Task to carry out:
Write down each entry again, exactly as it reads.

(Excerpts from an interface dataset)
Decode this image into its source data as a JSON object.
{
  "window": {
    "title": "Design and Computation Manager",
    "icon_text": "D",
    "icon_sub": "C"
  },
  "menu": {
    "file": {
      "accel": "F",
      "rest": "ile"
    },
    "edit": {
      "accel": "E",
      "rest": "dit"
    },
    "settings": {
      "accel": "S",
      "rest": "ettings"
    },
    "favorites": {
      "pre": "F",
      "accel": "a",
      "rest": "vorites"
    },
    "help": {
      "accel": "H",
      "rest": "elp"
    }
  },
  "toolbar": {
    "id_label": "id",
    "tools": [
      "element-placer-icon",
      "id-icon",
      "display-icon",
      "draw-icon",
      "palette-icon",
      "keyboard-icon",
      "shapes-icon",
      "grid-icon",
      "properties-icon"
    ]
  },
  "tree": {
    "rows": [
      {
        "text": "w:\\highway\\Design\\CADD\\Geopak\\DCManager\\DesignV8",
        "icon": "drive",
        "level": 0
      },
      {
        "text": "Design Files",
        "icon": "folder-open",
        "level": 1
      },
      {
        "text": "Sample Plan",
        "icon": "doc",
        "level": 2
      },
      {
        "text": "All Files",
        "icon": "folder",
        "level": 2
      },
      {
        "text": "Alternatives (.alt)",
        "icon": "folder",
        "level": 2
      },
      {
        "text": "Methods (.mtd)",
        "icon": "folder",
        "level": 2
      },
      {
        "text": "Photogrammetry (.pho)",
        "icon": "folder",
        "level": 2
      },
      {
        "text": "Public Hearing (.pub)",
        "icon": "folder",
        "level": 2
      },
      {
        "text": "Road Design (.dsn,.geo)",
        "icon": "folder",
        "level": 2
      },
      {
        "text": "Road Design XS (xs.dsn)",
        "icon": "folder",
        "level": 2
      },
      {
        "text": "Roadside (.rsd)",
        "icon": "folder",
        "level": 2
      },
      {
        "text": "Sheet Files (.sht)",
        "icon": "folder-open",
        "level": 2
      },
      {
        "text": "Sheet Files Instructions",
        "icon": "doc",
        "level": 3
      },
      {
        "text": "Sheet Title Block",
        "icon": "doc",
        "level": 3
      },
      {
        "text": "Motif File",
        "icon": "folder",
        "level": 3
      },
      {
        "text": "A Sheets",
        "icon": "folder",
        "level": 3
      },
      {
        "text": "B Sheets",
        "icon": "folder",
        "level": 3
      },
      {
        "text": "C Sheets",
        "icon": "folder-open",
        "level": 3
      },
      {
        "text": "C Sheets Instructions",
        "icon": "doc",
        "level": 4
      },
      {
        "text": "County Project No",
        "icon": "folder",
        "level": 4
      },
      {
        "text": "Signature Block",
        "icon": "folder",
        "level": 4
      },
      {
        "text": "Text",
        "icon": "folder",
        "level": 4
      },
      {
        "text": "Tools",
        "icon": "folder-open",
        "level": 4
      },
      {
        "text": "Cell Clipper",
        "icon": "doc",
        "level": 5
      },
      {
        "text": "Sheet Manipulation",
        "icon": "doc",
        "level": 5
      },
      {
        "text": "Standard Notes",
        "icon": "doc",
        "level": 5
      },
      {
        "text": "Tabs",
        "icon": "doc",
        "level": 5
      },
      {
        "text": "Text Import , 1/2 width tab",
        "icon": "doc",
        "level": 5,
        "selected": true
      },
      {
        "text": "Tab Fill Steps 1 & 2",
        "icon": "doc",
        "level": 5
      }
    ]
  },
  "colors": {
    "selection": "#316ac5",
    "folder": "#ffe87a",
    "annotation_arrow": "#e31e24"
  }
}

Solution to the problem:
Decode this image into its source data as a JSON object.
{
  "window": {
    "title": "Design and Computation Manager",
    "icon_text": "D",
    "icon_sub": "C"
  },
  "menu": {
    "file": {
      "accel": "F",
      "rest": "ile"
    },
    "edit": {
      "accel": "E",
      "rest": "dit"
    },
    "settings": {
      "accel": "S",
      "rest": "ettings"
    },
    "favorites": {
      "pre": "F",
      "accel": "a",
      "rest": "vorites"
    },
    "help": {
      "accel": "H",
      "rest": "elp"
    }
  },
  "toolbar": {
    "id_label": "id",
    "tools": [
      "element-placer-icon",
      "id-icon",
      "display-icon",
      "draw-icon",
      "palette-icon",
      "keyboard-icon",
      "shapes-icon",
      "grid-icon",
      "properties-icon"
    ]
  },
  "tree": {
    "rows": [
      {
        "text": "w:\\highway\\Design\\CADD\\Geopak\\DCManager\\DesignV8",
        "icon": "drive",
        "level": 0
      },
      {
        "text": "Design Files",
        "icon": "folder-open",
        "level": 1
      },
      {
        "text": "Sample Plan",
        "icon": "doc",
        "level": 2
      },
      {
        "text": "All Files",
        "icon": "folder",
        "level": 2
      },
      {
        "text": "Alternatives (.alt)",
        "icon": "folder",
        "level": 2
      },
      {
        "text": "Methods (.mtd)",
        "icon": "folder",
        "level": 2
      },
      {
        "text": "Photogrammetry (.pho)",
        "icon": "folder",
        "level": 2
      },
      {
        "text": "Public Hearing (.pub)",
        "icon": "folder",
        "level": 2
      },
      {
        "text": "Road Design (.dsn,.geo)",
        "icon": "folder",
        "level": 2
      },
      {
        "text": "Road Design XS (xs.dsn)",
        "icon": "folder",
        "level": 2
      },
      {
        "text": "Roadside (.rsd)",
        "icon": "folder",
        "level": 2
      },
      {
        "text": "Sheet Files (.sht)",
        "icon": "folder-open",
        "level": 2
      },
      {
        "text": "Sheet Files Instructions",
        "icon": "doc",
        "level": 3
      },
      {
        "text": "Sheet Title Block",
        "icon": "doc",
        "level": 3
      },
      {
        "text": "Motif File",
        "icon": "folder",
        "level": 3
      },
      {
        "text": "A Sheets",
        "icon": "folder",
        "level": 3
      },
      {
        "text": "B Sheets",
        "icon": "folder",
        "level": 3
      },
      {
        "text": "C Sheets",
        "icon": "folder-open",
        "level": 3
      },
      {
        "text": "C Sheets Instructions",
        "icon": "doc",
        "level": 4
      },
      {
        "text": "County Project No",
        "icon": "folder",
        "level": 4
      },
      {
        "text": "Signature Block",
        "icon": "folder",
        "level": 4
      },
      {
        "text": "Text",
        "icon": "folder",
        "level": 4
      },
      {
        "text": "Tools",
        "icon": "folder-open",
        "level": 4
      },
      {
        "text": "Cell Clipper",
        "icon": "doc",
        "level": 5
      },
      {
        "text": "Sheet Manipulation",
        "icon": "doc",
        "level": 5
      },
      {
        "text": "Standard Notes",
        "icon": "doc",
        "level": 5
      },
      {
        "text": "Tabs",
        "icon": "doc",
        "level": 5
      },
      {
        "text": "Text Import , 1/2 width tab",
        "icon": "doc",
        "level": 5,
        "selected": true
      },
      {
        "text": "Tab Fill Steps 1 & 2",
        "icon": "doc",
        "level": 5
      }
    ]
  },
  "colors": {
    "selection": "#316ac5",
    "folder": "#ffe87a",
    "annotation_arrow": "#e31e24"
  }
}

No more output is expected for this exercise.